**Given records:**
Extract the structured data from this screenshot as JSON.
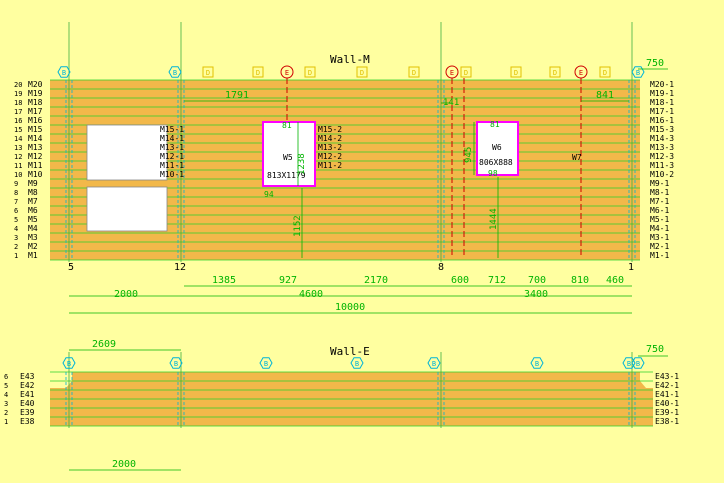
{
  "colors": {
    "background": "#ffffa0",
    "wall_fill": "#f2b84a",
    "course_line": "#2ad02a",
    "dimension": "#00b400",
    "grid_line": "#40b040",
    "marker_cyan": "#00b4d8",
    "marker_yellow": "#e0c000",
    "marker_red": "#d00000",
    "opening_edge": "#ff00ff",
    "text": "#000000"
  },
  "wall_m": {
    "title": "Wall-M",
    "overall_width_label": "750",
    "row_numbers": [
      "20",
      "19",
      "18",
      "17",
      "16",
      "15",
      "14",
      "13",
      "12",
      "11",
      "10",
      "9",
      "8",
      "7",
      "6",
      "5",
      "4",
      "3",
      "2",
      "1"
    ],
    "left_courses": [
      "M20",
      "M19",
      "M18",
      "M17",
      "M16",
      "M15",
      "M14",
      "M13",
      "M12",
      "M11",
      "M10",
      "M9",
      "M8",
      "M7",
      "M6",
      "M5",
      "M4",
      "M3",
      "M2",
      "M1"
    ],
    "right_courses": [
      "M20-1",
      "M19-1",
      "M18-1",
      "M17-1",
      "M16-1",
      "M15-3",
      "M14-3",
      "M13-3",
      "M12-3",
      "M11-3",
      "M10-2",
      "M9-1",
      "M8-1",
      "M7-1",
      "M6-1",
      "M5-1",
      "M4-1",
      "M3-1",
      "M2-1",
      "M1-1"
    ],
    "left_opening_tags": [
      "M15-1",
      "M14-1",
      "M13-1",
      "M12-1",
      "M11-1",
      "M10-1"
    ],
    "window_w5": {
      "name": "W5",
      "size": "813X1179",
      "height_dim": "1238",
      "sill_dim": "1152",
      "tags": [
        "M15-2",
        "M14-2",
        "M13-2",
        "M12-2",
        "M11-2"
      ],
      "side_dim": "94",
      "top_dim": "81"
    },
    "window_w6": {
      "name": "W6",
      "size": "806X888",
      "height_dim": "945",
      "sill_dim": "1444",
      "top_dim": "81",
      "side_dim": "98"
    },
    "window_w7": {
      "name": "W7"
    },
    "dim_1791": "1791",
    "dim_841": "841",
    "dim_141": "141",
    "axis_labels": [
      "5",
      "12",
      "8",
      "1"
    ],
    "segment_dims": [
      "1385",
      "927",
      "2170",
      "600",
      "712",
      "700",
      "810",
      "460"
    ],
    "span_dims": [
      "2000",
      "4600",
      "3400"
    ],
    "total_dim": "10000",
    "marker_letters": {
      "b": "B",
      "d": "D",
      "e": "E"
    }
  },
  "wall_e": {
    "title": "Wall-E",
    "overall_width_label": "750",
    "top_dim": "2609",
    "bottom_dim": "2000",
    "row_numbers": [
      "6",
      "5",
      "4",
      "3",
      "2",
      "1"
    ],
    "left_courses": [
      "E43",
      "E42",
      "E41",
      "E40",
      "E39",
      "E38"
    ],
    "right_courses": [
      "E43-1",
      "E42-1",
      "E41-1",
      "E40-1",
      "E39-1",
      "E38-1"
    ]
  }
}
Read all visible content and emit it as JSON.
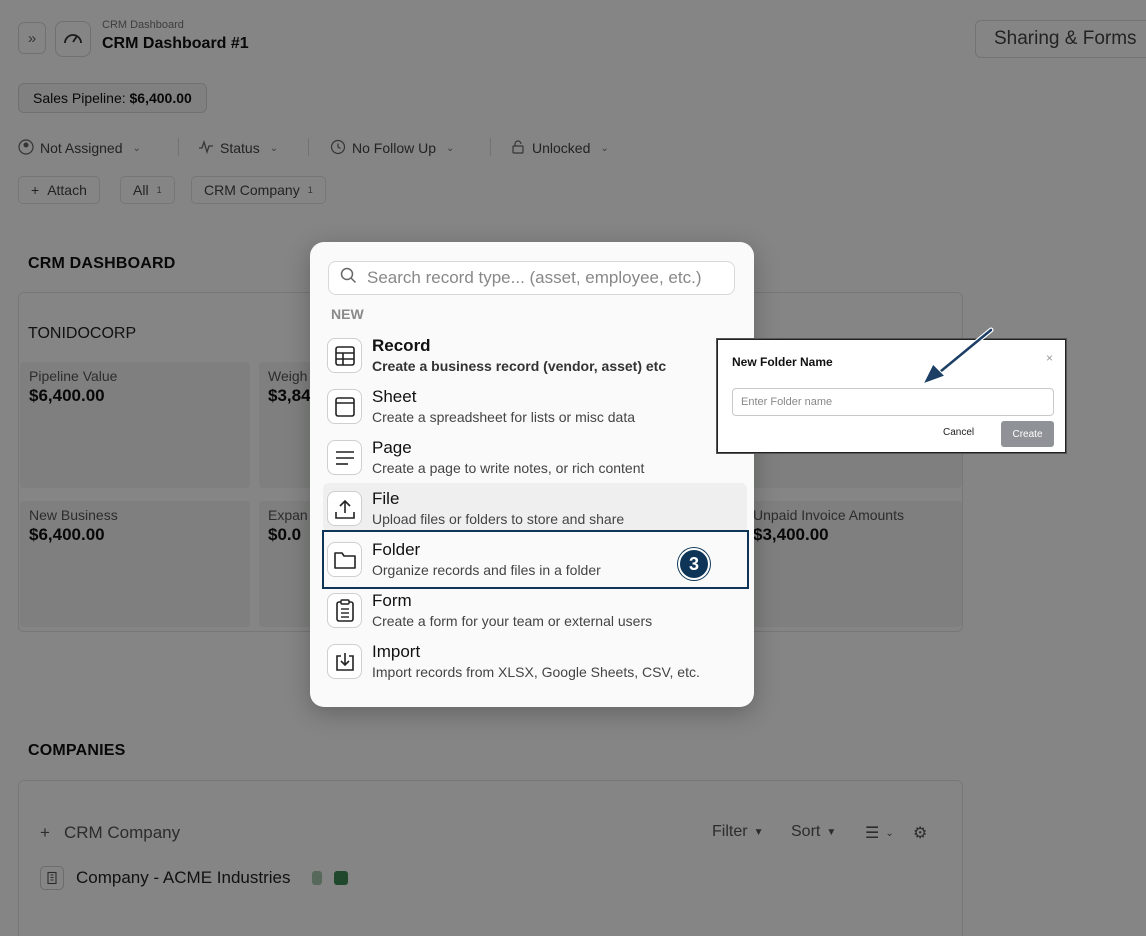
{
  "header": {
    "breadcrumb": "CRM Dashboard",
    "title": "CRM Dashboard #1",
    "share_label": "Sharing & Forms"
  },
  "pipeline_chip": {
    "label": "Sales Pipeline:",
    "value": "$6,400.00"
  },
  "filters": [
    {
      "label": "Not Assigned"
    },
    {
      "label": "Status"
    },
    {
      "label": "No Follow Up"
    },
    {
      "label": "Unlocked"
    }
  ],
  "tabs": {
    "attach": "Attach",
    "all": {
      "label": "All",
      "count": "1"
    },
    "crm_company": {
      "label": "CRM Company",
      "count": "1"
    }
  },
  "dashboard": {
    "section_title": "CRM DASHBOARD",
    "company": "TONIDOCORP",
    "cards": [
      {
        "label": "Pipeline Value",
        "value": "$6,400.00"
      },
      {
        "label": "Weigh",
        "value": "$3,84"
      },
      {
        "label": "New Business",
        "value": "$6,400.00"
      },
      {
        "label": "Expan",
        "value": "$0.0"
      },
      {
        "label": "Unpaid Invoice Amounts",
        "value": "$3,400.00"
      }
    ]
  },
  "companies": {
    "section_title": "COMPANIES",
    "add_label": "CRM Company",
    "filter_label": "Filter",
    "sort_label": "Sort",
    "rows": [
      {
        "name": "Company - ACME Industries"
      }
    ]
  },
  "menu": {
    "search_placeholder": "Search record type... (asset, employee, etc.)",
    "section_label": "NEW",
    "items": [
      {
        "title": "Record",
        "desc": "Create a business record (vendor, asset) etc",
        "icon": "table-icon"
      },
      {
        "title": "Sheet",
        "desc": "Create a spreadsheet for lists or misc data",
        "icon": "sheet-icon"
      },
      {
        "title": "Page",
        "desc": "Create a page to write notes, or rich content",
        "icon": "page-lines-icon"
      },
      {
        "title": "File",
        "desc": "Upload files or folders to store and share",
        "icon": "upload-icon"
      },
      {
        "title": "Folder",
        "desc": "Organize records and files in a folder",
        "icon": "folder-icon"
      },
      {
        "title": "Form",
        "desc": "Create a form for your team or external users",
        "icon": "clipboard-icon"
      },
      {
        "title": "Import",
        "desc": "Import records from XLSX, Google Sheets, CSV, etc.",
        "icon": "import-icon"
      }
    ],
    "step_number": "3"
  },
  "dialog": {
    "title": "New Folder Name",
    "close": "×",
    "input_placeholder": "Enter Folder name",
    "input_value": "",
    "cancel_label": "Cancel",
    "create_label": "Create"
  },
  "colors": {
    "accent_navy": "#0e3557",
    "create_button": "#8f9296",
    "card_bg": "#f1f4f1"
  }
}
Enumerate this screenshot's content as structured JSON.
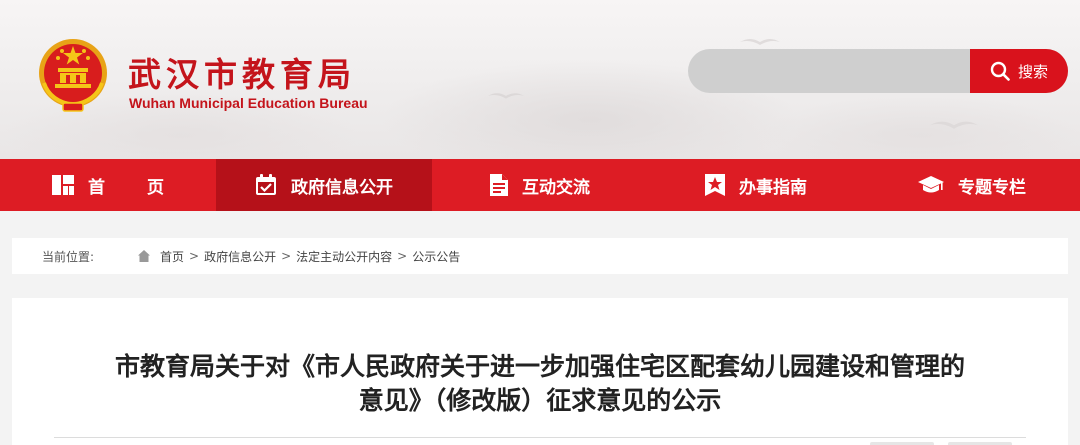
{
  "header": {
    "title": "武汉市教育局",
    "subtitle": "Wuhan Municipal Education Bureau",
    "brand_color": "#c4141b",
    "emblem_icon": "national-emblem-icon"
  },
  "search": {
    "placeholder": "",
    "button_label": "搜索",
    "icon": "search-icon",
    "button_color": "#d9121c"
  },
  "nav": {
    "color": "#dd1c24",
    "active_color": "#b51119",
    "items": [
      {
        "label": "首页",
        "icon": "grid-icon",
        "active": false
      },
      {
        "label": "政府信息公开",
        "icon": "calendar-check-icon",
        "active": true
      },
      {
        "label": "互动交流",
        "icon": "document-icon",
        "active": false
      },
      {
        "label": "办事指南",
        "icon": "star-badge-icon",
        "active": false
      },
      {
        "label": "专题专栏",
        "icon": "graduation-cap-icon",
        "active": false
      }
    ]
  },
  "breadcrumb": {
    "label": "当前位置:",
    "home_icon": "home-icon",
    "items": [
      "首页",
      "政府信息公开",
      "法定主动公开内容",
      "公示公告"
    ],
    "separator": ">"
  },
  "article": {
    "title_line1": "市教育局关于对《市人民政府关于进一步加强住宅区配套幼儿园建设和管理的",
    "title_line2": "意见》（修改版）征求意见的公示"
  }
}
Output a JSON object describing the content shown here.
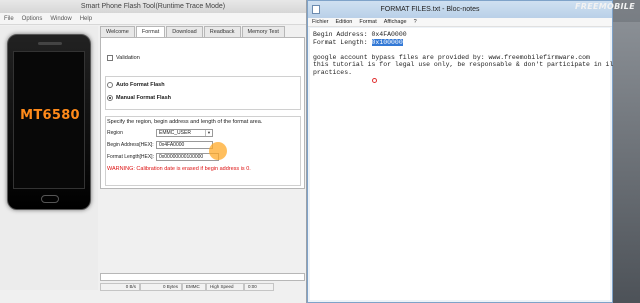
{
  "flash_tool": {
    "title": "Smart Phone Flash Tool(Runtime Trace Mode)",
    "menu": [
      "File",
      "Options",
      "Window",
      "Help"
    ],
    "phone_label": "MT6580",
    "tabs": [
      "Welcome",
      "Format",
      "Download",
      "Readback",
      "Memory Test"
    ],
    "validation_label": "Validation",
    "auto_format_label": "Auto Format Flash",
    "manual_format_label": "Manual Format Flash",
    "manual_format_selected": true,
    "instructions": "Specify the region, begin address and length of the format area.",
    "region_label": "Region",
    "region_value": "EMMC_USER",
    "begin_label": "Begin Address[HEX]:",
    "begin_value": "0x4FA0000",
    "length_label": "Format Length[HEX]:",
    "length_value": "0x00000000100000",
    "warning": "WARNING: Calibration date is erased if begin address is 0.",
    "status": {
      "speed": "0 B/s",
      "size": "0 Bytes",
      "storage": "EMMC",
      "mode": "High Speed",
      "time": "0:00"
    }
  },
  "notepad": {
    "title": "FORMAT FILES.txt - Bloc-notes",
    "menu": [
      "Fichier",
      "Edition",
      "Format",
      "Affichage",
      "?"
    ],
    "line1": "Begin Address: 0x4FA0000",
    "line2_prefix": "Format Length: ",
    "line2_selected": "0x100000",
    "line3": "google account bypass files are provided by: www.freemobilefirmware.com",
    "line4": "this tutorial is for legal use only, be responsable & don't participate in illegal",
    "line5": "practices."
  },
  "brand": "FREEMOBILE",
  "watermark": "FREEMOBILE"
}
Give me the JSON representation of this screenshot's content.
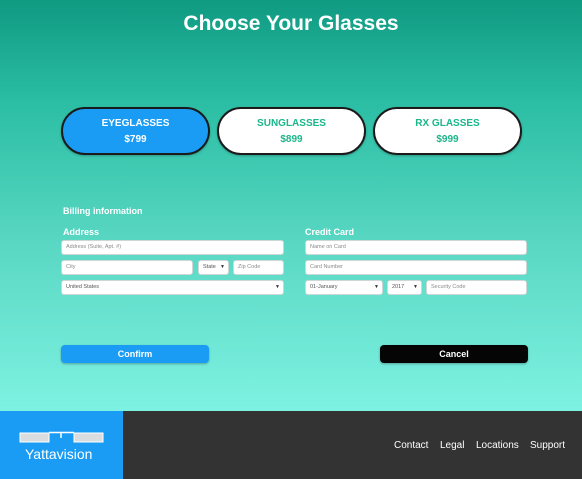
{
  "page": {
    "title": "Choose Your Glasses"
  },
  "options": [
    {
      "name": "EYEGLASSES",
      "price": "$799",
      "selected": true
    },
    {
      "name": "SUNGLASSES",
      "price": "$899",
      "selected": false
    },
    {
      "name": "RX GLASSES",
      "price": "$999",
      "selected": false
    }
  ],
  "billing": {
    "title": "Billing information",
    "address": {
      "label": "Address",
      "street_placeholder": "Address (Suite, Apt. #)",
      "city_placeholder": "City",
      "state_value": "State",
      "zip_placeholder": "Zip Code",
      "country_value": "United States"
    },
    "card": {
      "label": "Credit Card",
      "name_placeholder": "Name on Card",
      "number_placeholder": "Card Number",
      "month_value": "01-January",
      "year_value": "2017",
      "security_placeholder": "Security Code"
    }
  },
  "actions": {
    "confirm_label": "Confirm",
    "cancel_label": "Cancel"
  },
  "footer": {
    "logo_text": "Yattavision",
    "links": [
      "Contact",
      "Legal",
      "Locations",
      "Support"
    ]
  },
  "colors": {
    "accent": "#1a9cf5",
    "option_text": "#1bb68a",
    "footer_bg": "#333333",
    "cancel_bg": "#050505"
  }
}
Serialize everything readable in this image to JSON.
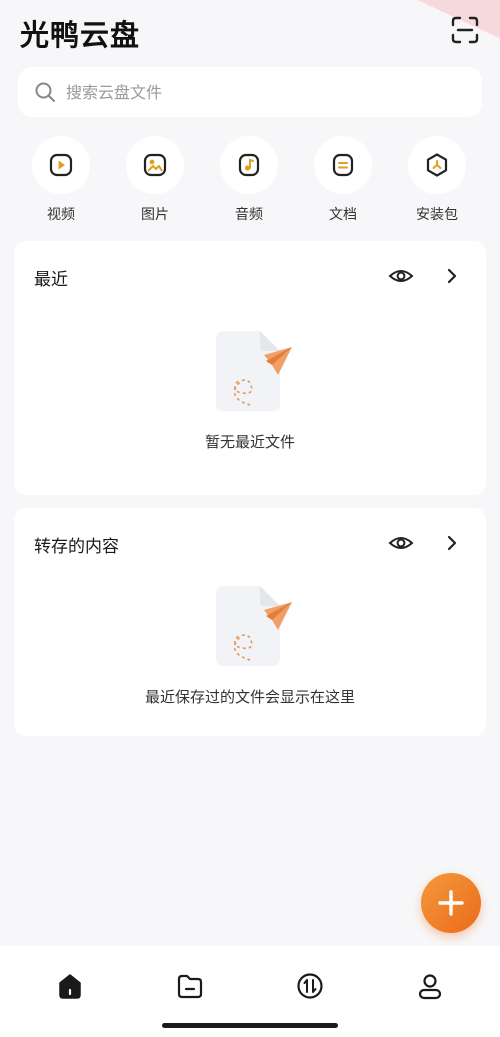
{
  "app": {
    "title": "光鸭云盘"
  },
  "search": {
    "placeholder": "搜索云盘文件",
    "value": ""
  },
  "categories": [
    {
      "label": "视频",
      "icon": "video-icon"
    },
    {
      "label": "图片",
      "icon": "image-icon"
    },
    {
      "label": "音频",
      "icon": "audio-icon"
    },
    {
      "label": "文档",
      "icon": "document-icon"
    },
    {
      "label": "安装包",
      "icon": "package-icon"
    }
  ],
  "recent": {
    "title": "最近",
    "empty_text": "暂无最近文件"
  },
  "saved": {
    "title": "转存的内容",
    "empty_text": "最近保存过的文件会显示在这里"
  },
  "bottom_nav": [
    {
      "name": "home",
      "icon": "home-icon",
      "active": true
    },
    {
      "name": "files",
      "icon": "folder-icon",
      "active": false
    },
    {
      "name": "transfer",
      "icon": "transfer-icon",
      "active": false
    },
    {
      "name": "profile",
      "icon": "user-icon",
      "active": false
    }
  ],
  "colors": {
    "accent": "#ec6a1a",
    "icon_gold": "#e0a020",
    "background": "#f7f7f9"
  }
}
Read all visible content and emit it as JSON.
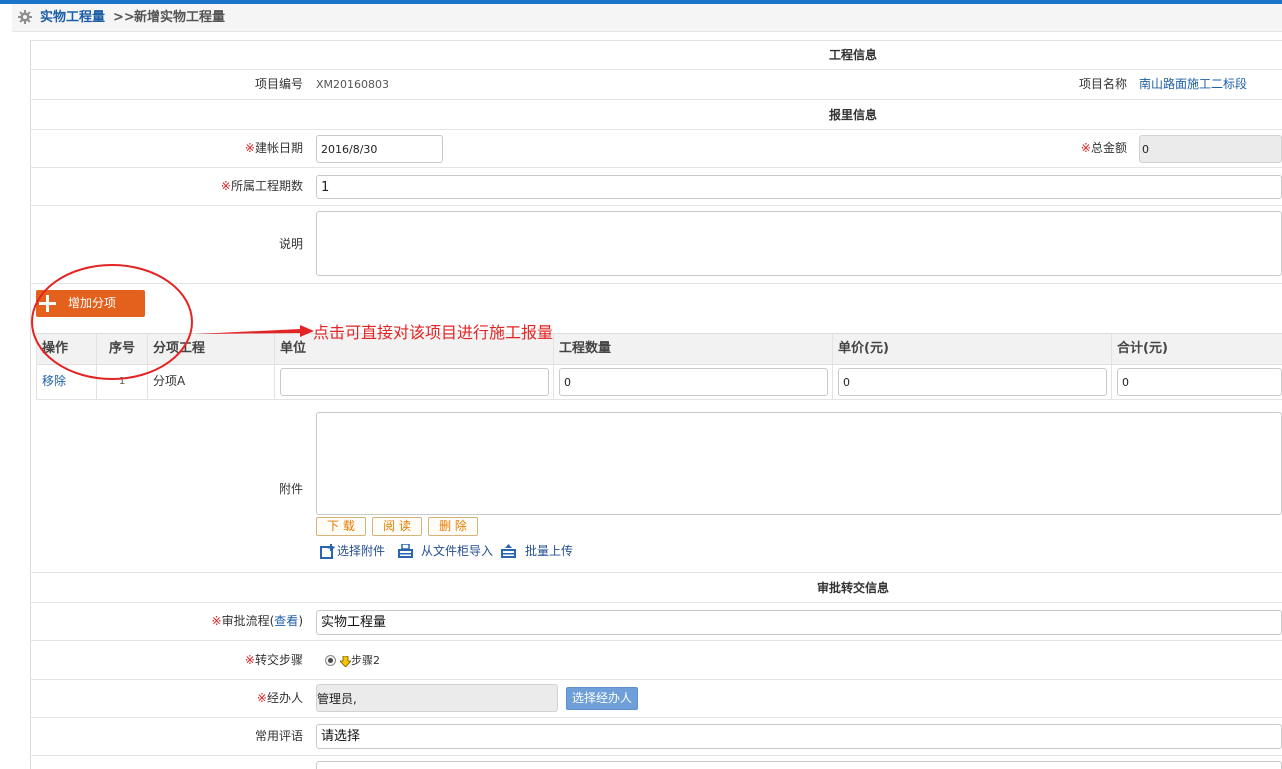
{
  "colors": {
    "top_bar": "#1a74c9",
    "link": "#1d5fa6",
    "required_mark": "#e02222",
    "add_item_button": "#e3611d",
    "attachment_button_text": "#e27b00",
    "select_handler_button": "#6e9fd9",
    "annotation": "#e32424"
  },
  "icons": {
    "breadcrumb": "gear-icon",
    "add_item": "plus-icon",
    "select_attachment": "add-file-icon",
    "import_from_cabinet": "cabinet-import-icon",
    "batch_upload": "batch-upload-icon",
    "step": "down-arrow-icon"
  },
  "required_mark": "※",
  "breadcrumb": {
    "parent": "实物工程量",
    "separator": ">>",
    "current": "新增实物工程量"
  },
  "project_info": {
    "title": "工程信息",
    "code_label": "项目编号",
    "code_value": "XM20160803",
    "name_label": "项目名称",
    "name_value": "南山路面施工二标段"
  },
  "report_info": {
    "title": "报里信息",
    "date_label": "建帐日期",
    "date_value": "2016/8/30",
    "total_label": "总金额",
    "total_value": "0",
    "period_label": "所属工程期数",
    "period_value": "1",
    "description_label": "说明",
    "description_value": ""
  },
  "add_item_button": {
    "label": "增加分项"
  },
  "annotation": {
    "text": "点击可直接对该项目进行施工报量"
  },
  "items_table": {
    "columns": [
      "操作",
      "序号",
      "分项工程",
      "单位",
      "工程数量",
      "单价(元)",
      "合计(元)"
    ],
    "rows": [
      {
        "action": "移除",
        "index": "1",
        "name": "分项A",
        "unit": "",
        "quantity": "0",
        "unit_price": "0",
        "total": "0"
      }
    ]
  },
  "attachment": {
    "label": "附件",
    "value": "",
    "buttons": {
      "download": "下 载",
      "read": "阅 读",
      "delete": "删 除"
    },
    "links": {
      "select": "选择附件",
      "import": "从文件柜导入",
      "batch_upload": "批量上传"
    }
  },
  "approval": {
    "title": "审批转交信息",
    "flow_label": "审批流程",
    "flow_view_open": "(",
    "flow_view_link": "查看",
    "flow_view_close": ")",
    "flow_value": "实物工程量",
    "step_label": "转交步骤",
    "step_option": "步骤2",
    "step_selected": true,
    "handler_label": "经办人",
    "handler_value": "管理员,",
    "handler_button": "选择经办人",
    "comment_label": "常用评语",
    "comment_value": "请选择"
  }
}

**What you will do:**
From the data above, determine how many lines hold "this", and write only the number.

**Your response:**
5